What needs to be done — Search the material below for the string "country" and copy each line where it appears.

Exercise data —

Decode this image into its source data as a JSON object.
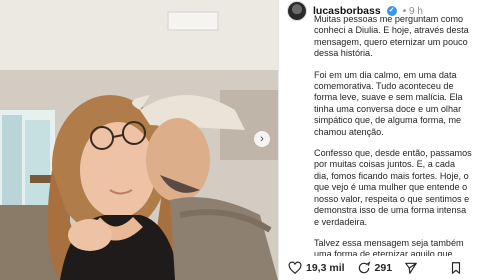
{
  "post": {
    "username": "lucasborbass",
    "time": "9 h",
    "caption": [
      "Muitas pessoas me perguntam como conheci a Diulia. E hoje, através desta mensagem, quero eternizar um pouco dessa história.",
      "Foi em um dia calmo, em uma data comemorativa. Tudo aconteceu de forma leve, suave e sem malícia. Ela tinha uma conversa doce e um olhar simpático que, de alguma forma, me chamou atenção.",
      "Confesso que, desde então, passamos por muitas coisas juntos. E, a cada dia, fomos ficando mais fortes. Hoje, o que vejo é uma mulher que entende o nosso valor, respeita o que sentimos e demonstra isso de uma forma intensa e verdadeira.",
      "Talvez essa mensagem seja também uma forma de eternizar aquilo que,"
    ],
    "likes": "19,3 mil",
    "comments": "291"
  },
  "icons": {
    "verified": "verified-badge-icon",
    "like": "heart-icon",
    "comment": "comment-icon",
    "share": "share-icon",
    "save": "bookmark-icon",
    "next": "chevron-right-icon"
  },
  "colors": {
    "verified": "#3897f0",
    "text": "#262626",
    "muted": "#8e8e8e"
  }
}
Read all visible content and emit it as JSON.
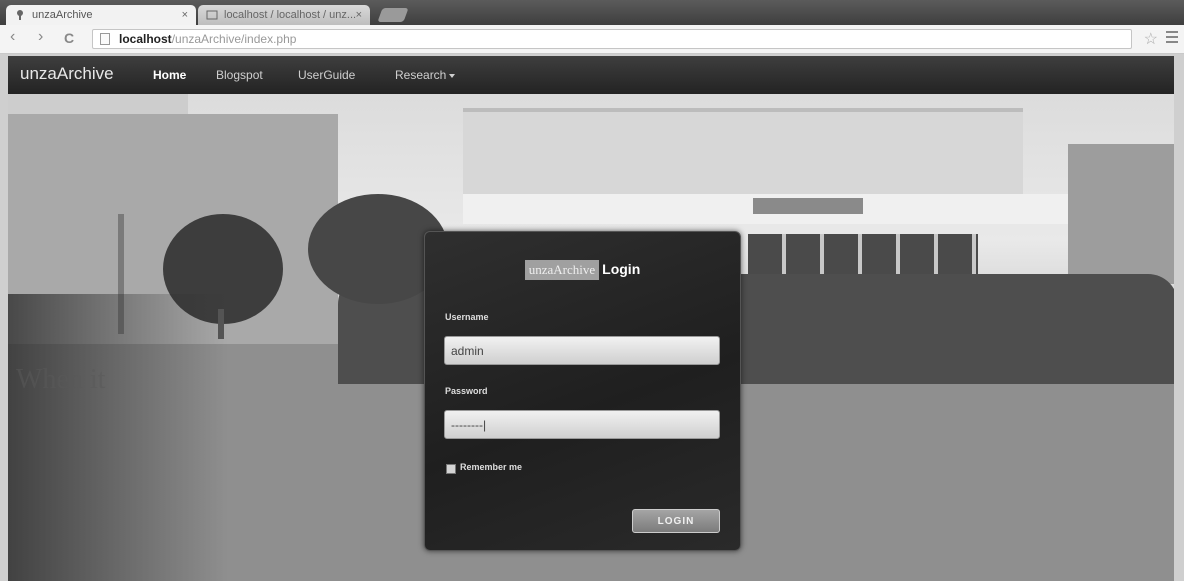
{
  "browser": {
    "tabs": [
      {
        "title": "unzaArchive"
      },
      {
        "title": "localhost / localhost / unz..."
      }
    ],
    "tab_close": "×",
    "url_host": "localhost",
    "url_path": "/unzaArchive/index.php",
    "back": "‹",
    "forward": "›",
    "reload": "C",
    "star": "☆"
  },
  "navbar": {
    "brand": "unzaArchive",
    "items": [
      {
        "label": "Home"
      },
      {
        "label": "Blogspot"
      },
      {
        "label": "UserGuide"
      },
      {
        "label": "Research"
      }
    ]
  },
  "background_text": "When it",
  "login": {
    "title_brand": "unzaArchive",
    "title_word": "Login",
    "username_label": "Username",
    "username_value": "admin",
    "password_label": "Password",
    "password_value": "--------|",
    "remember_label": "Remember me",
    "button_label": "LOGIN"
  }
}
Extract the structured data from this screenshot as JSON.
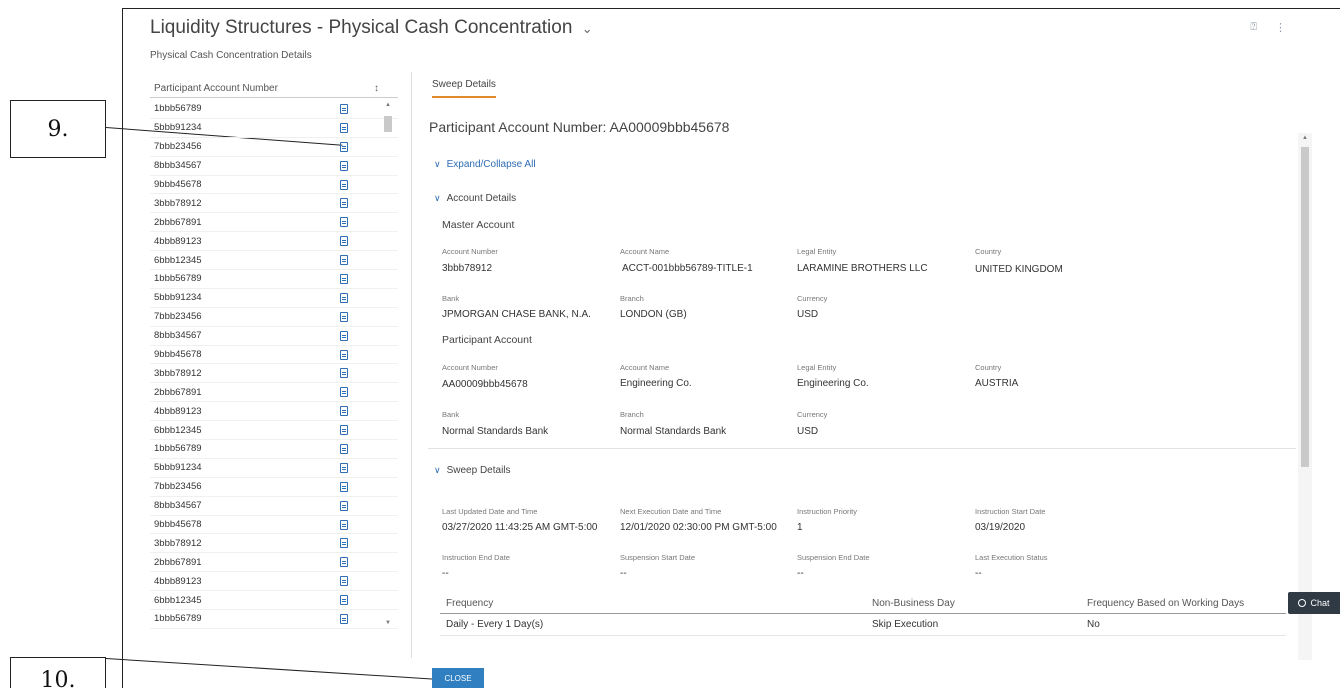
{
  "callouts": {
    "nine": "9.",
    "ten": "10."
  },
  "header": {
    "title": "Liquidity Structures - Physical Cash Concentration",
    "title_chevron": "⌄",
    "subtitle": "Physical Cash Concentration Details",
    "help_icon": "⍰",
    "more_icon": "⋮"
  },
  "left": {
    "column_header": "Participant Account Number",
    "sort_icon": "↕",
    "accounts": [
      "1bbb56789",
      "5bbb91234",
      "7bbb23456",
      "8bbb34567",
      "9bbb45678",
      "3bbb78912",
      "2bbb67891",
      "4bbb89123",
      "6bbb12345",
      "1bbb56789",
      "5bbb91234",
      "7bbb23456",
      "8bbb34567",
      "9bbb45678",
      "3bbb78912",
      "2bbb67891",
      "4bbb89123",
      "6bbb12345",
      "1bbb56789",
      "5bbb91234",
      "7bbb23456",
      "8bbb34567",
      "9bbb45678",
      "3bbb78912",
      "2bbb67891",
      "4bbb89123",
      "6bbb12345",
      "1bbb56789"
    ]
  },
  "right": {
    "tab": "Sweep Details",
    "participant_label": "Participant Account Number:",
    "participant_value": "AA00009bbb45678",
    "expand_all": "Expand/Collapse All",
    "account_details": "Account Details",
    "master_account": "Master Account",
    "participant_account": "Participant Account",
    "sweep_details": "Sweep Details",
    "labels": {
      "account_number": "Account Number",
      "account_name": "Account Name",
      "legal_entity": "Legal Entity",
      "country": "Country",
      "bank": "Bank",
      "branch": "Branch",
      "currency": "Currency",
      "last_updated": "Last Updated Date and Time",
      "next_execution": "Next Execution Date and Time",
      "instruction_priority": "Instruction Priority",
      "instruction_start": "Instruction Start Date",
      "instruction_end": "Instruction End Date",
      "suspension_start": "Suspension Start Date",
      "suspension_end": "Suspension End Date",
      "last_execution_status": "Last Execution Status"
    },
    "master": {
      "account_number": "3bbb78912",
      "account_name": "ACCT-001bbb56789-TITLE-1",
      "legal_entity": "LARAMINE BROTHERS LLC",
      "country": "UNITED KINGDOM",
      "bank": "JPMORGAN CHASE BANK, N.A.",
      "branch": "LONDON (GB)",
      "currency": "USD"
    },
    "participant": {
      "account_number": "AA00009bbb45678",
      "account_name": "Engineering Co.",
      "legal_entity": "Engineering Co.",
      "country": "AUSTRIA",
      "bank": "Normal Standards Bank",
      "branch": "Normal Standards Bank",
      "currency": "USD"
    },
    "sweep": {
      "last_updated": "03/27/2020 11:43:25 AM GMT-5:00",
      "next_execution": "12/01/2020 02:30:00 PM GMT-5:00",
      "instruction_priority": "1",
      "instruction_start": "03/19/2020",
      "instruction_end": "--",
      "suspension_start": "--",
      "suspension_end": "--",
      "last_execution_status": "--"
    },
    "frequency_table": {
      "headers": [
        "Frequency",
        "Non-Business Day",
        "Frequency Based on Working Days"
      ],
      "row": [
        "Daily - Every 1 Day(s)",
        "Skip Execution",
        "No"
      ]
    }
  },
  "chat_label": "Chat",
  "close_label": "CLOSE"
}
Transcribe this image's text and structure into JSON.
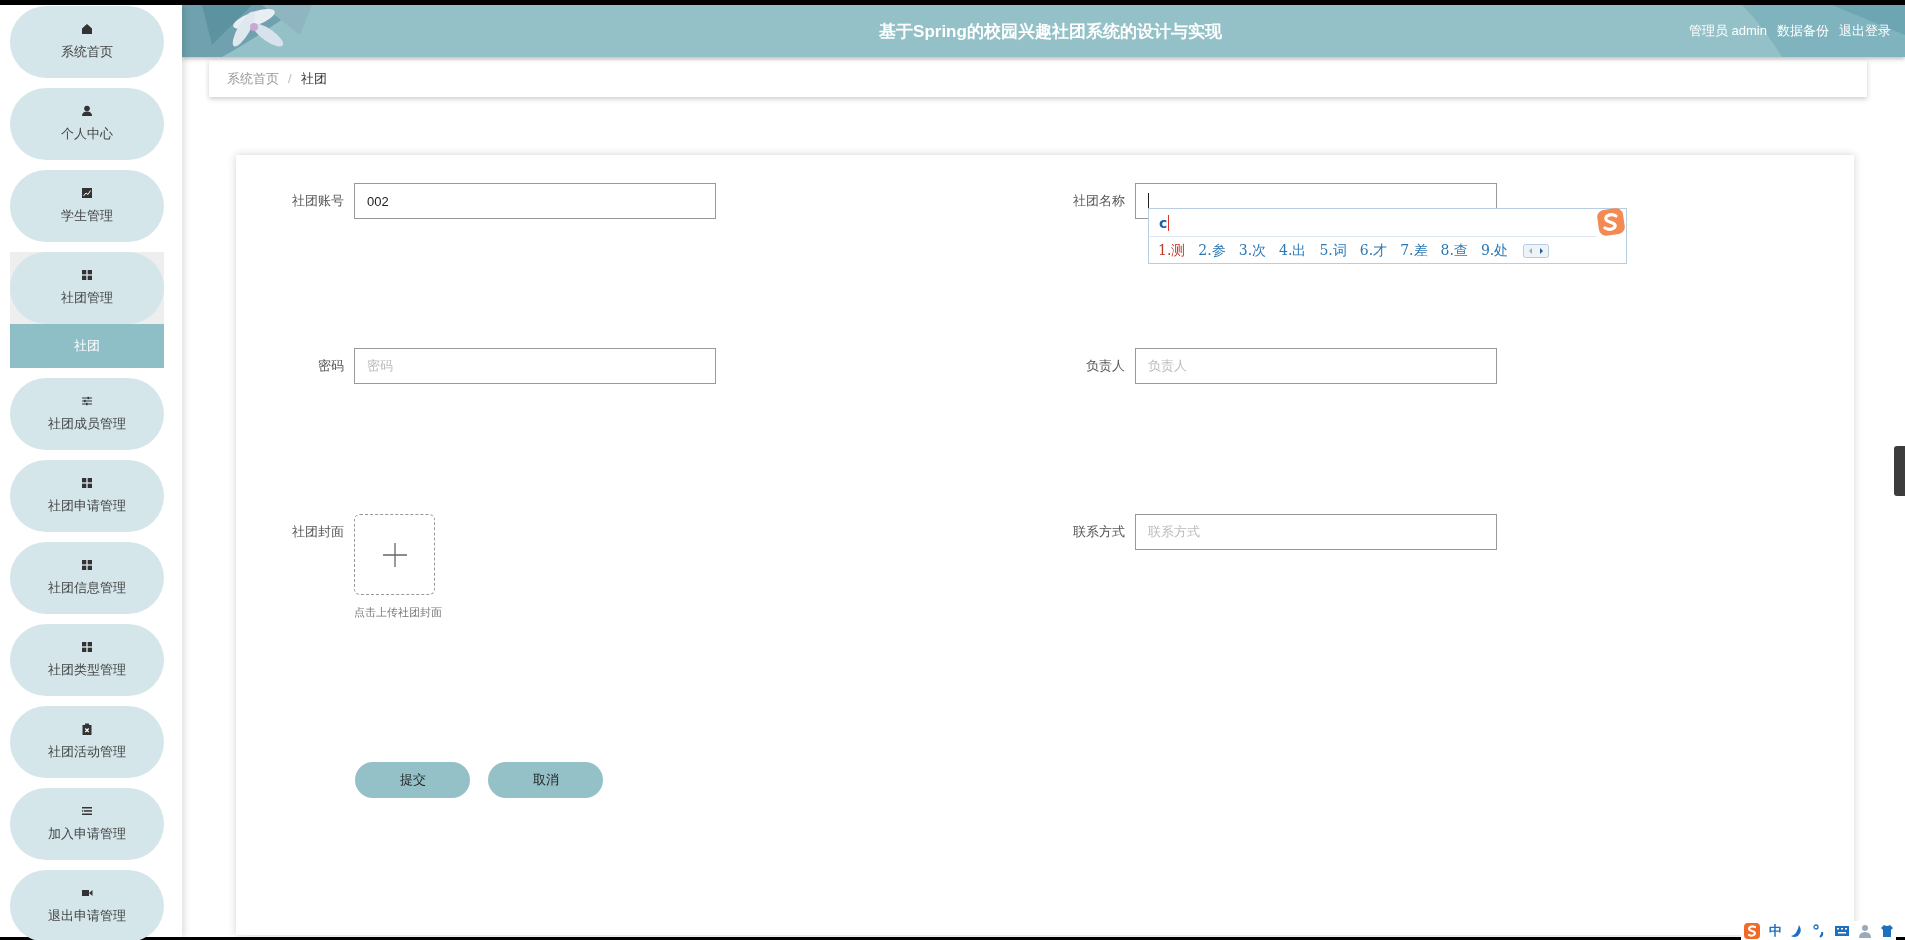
{
  "header": {
    "title": "基于Spring的校园兴趣社团系统的设计与实现",
    "links": [
      "管理员 admin",
      "数据备份",
      "退出登录"
    ]
  },
  "sidebar": {
    "items": [
      {
        "label": "系统首页",
        "selected": false
      },
      {
        "label": "个人中心",
        "selected": false
      },
      {
        "label": "学生管理",
        "selected": false
      },
      {
        "label": "社团管理",
        "selected": false,
        "expanded": true,
        "children": [
          {
            "label": "社团",
            "selected": true
          }
        ]
      },
      {
        "label": "社团成员管理",
        "selected": false
      },
      {
        "label": "社团申请管理",
        "selected": false
      },
      {
        "label": "社团信息管理",
        "selected": false
      },
      {
        "label": "社团类型管理",
        "selected": false
      },
      {
        "label": "社团活动管理",
        "selected": false
      },
      {
        "label": "加入申请管理",
        "selected": false
      },
      {
        "label": "退出申请管理",
        "selected": false
      }
    ]
  },
  "breadcrumb": {
    "items": [
      "系统首页",
      "社团"
    ],
    "separator": "/"
  },
  "form": {
    "fields": [
      {
        "kind": "text",
        "label": "社团账号",
        "value": "002",
        "focused": false
      },
      {
        "kind": "text",
        "label": "社团名称",
        "focused": true
      },
      {
        "kind": "text",
        "label": "密码",
        "placeholder": "密码",
        "focused": false
      },
      {
        "kind": "text",
        "label": "负责人",
        "placeholder": "负责人",
        "focused": false
      },
      {
        "kind": "upload",
        "label": "社团封面",
        "hint": "点击上传社团封面"
      },
      {
        "kind": "text",
        "label": "联系方式",
        "placeholder": "联系方式",
        "focused": false
      }
    ],
    "buttons": [
      "提交",
      "取消"
    ]
  },
  "ime": {
    "composition": "c",
    "candidates": [
      {
        "label": "1.测",
        "selected": true
      },
      {
        "label": "2.参",
        "selected": false
      },
      {
        "label": "3.次",
        "selected": false
      },
      {
        "label": "4.出",
        "selected": false
      },
      {
        "label": "5.词",
        "selected": false
      },
      {
        "label": "6.才",
        "selected": false
      },
      {
        "label": "7.差",
        "selected": false
      },
      {
        "label": "8.查",
        "selected": false
      },
      {
        "label": "9.处",
        "selected": false
      }
    ]
  },
  "ime_status": {
    "mode": "中"
  }
}
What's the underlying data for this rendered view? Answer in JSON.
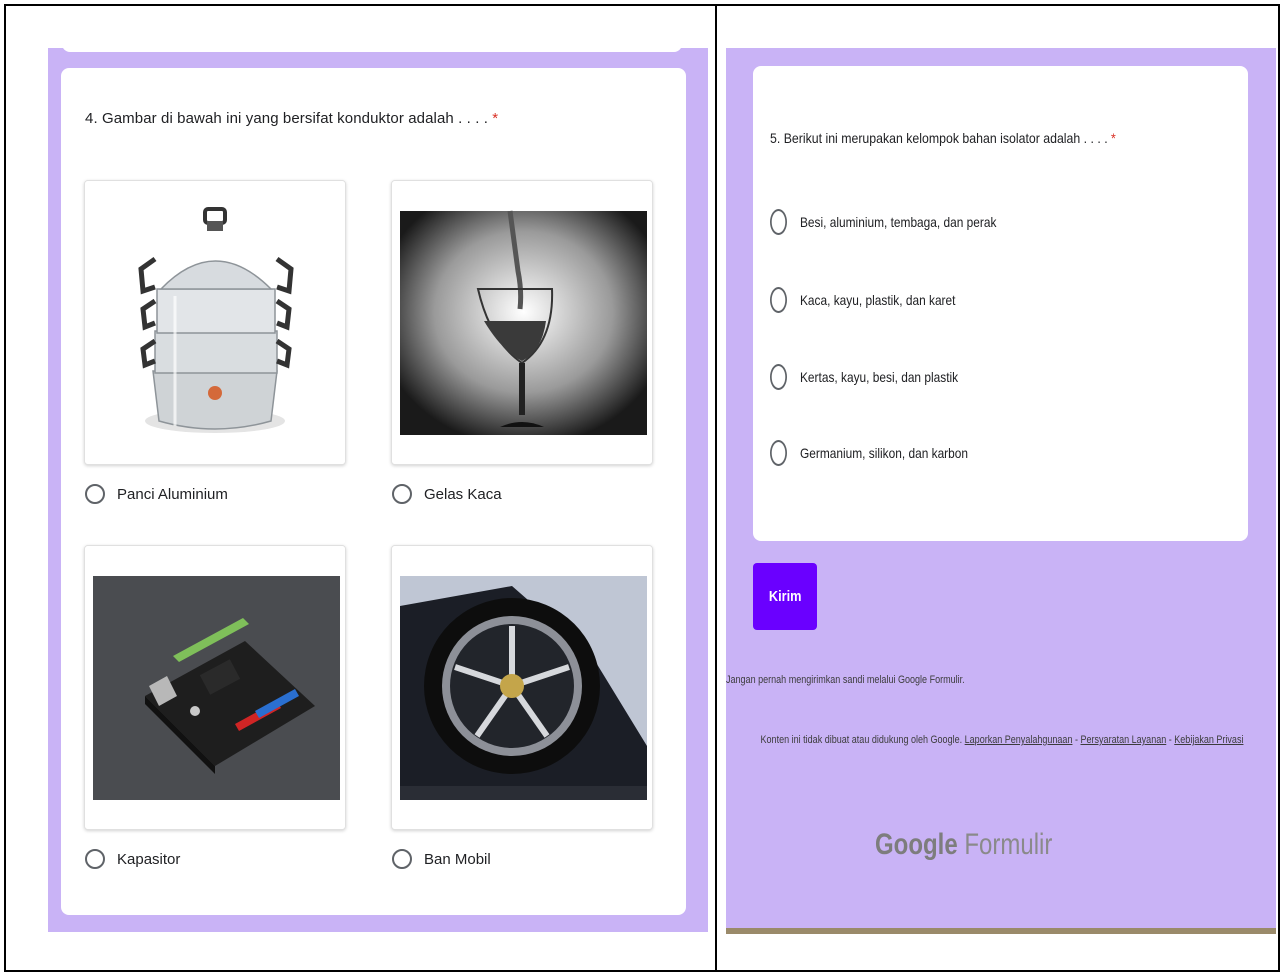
{
  "question4": {
    "number_title": "4. Gambar di bawah ini yang bersifat konduktor adalah . . . .",
    "required_mark": "*",
    "options": [
      {
        "label": "Panci Aluminium",
        "image_icon": "aluminium-steamer-pot-image"
      },
      {
        "label": "Gelas Kaca",
        "image_icon": "wine-glass-pouring-image"
      },
      {
        "label": "Kapasitor",
        "image_icon": "circuit-board-image"
      },
      {
        "label": "Ban Mobil",
        "image_icon": "car-wheel-image"
      }
    ]
  },
  "question5": {
    "number_title": "5. Berikut ini merupakan kelompok bahan isolator adalah . . . .",
    "required_mark": "*",
    "options": [
      "Besi, aluminium, tembaga, dan perak",
      "Kaca, kayu, plastik, dan karet",
      "Kertas, kayu, besi, dan plastik",
      "Germanium, silikon, dan karbon"
    ]
  },
  "submit_label": "Kirim",
  "footer": {
    "warning": "Jangan pernah mengirimkan sandi melalui Google Formulir.",
    "disclaimer_prefix": "Konten ini tidak dibuat atau didukung oleh Google.",
    "link_report": "Laporkan Penyalahgunaan",
    "sep1": " - ",
    "link_terms": "Persyaratan Layanan",
    "sep2": " - ",
    "link_privacy": "Kebijakan Privasi",
    "brand_google": "Google",
    "brand_product": "Formulir"
  },
  "colors": {
    "background_lavender": "#c9b3f6",
    "submit_purple": "#6a00ff",
    "required_red": "#d93025"
  }
}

Task answer —
      "country": "Country",
      "country": "UNITED KINGDOM",
      "country": "AUSTRIA",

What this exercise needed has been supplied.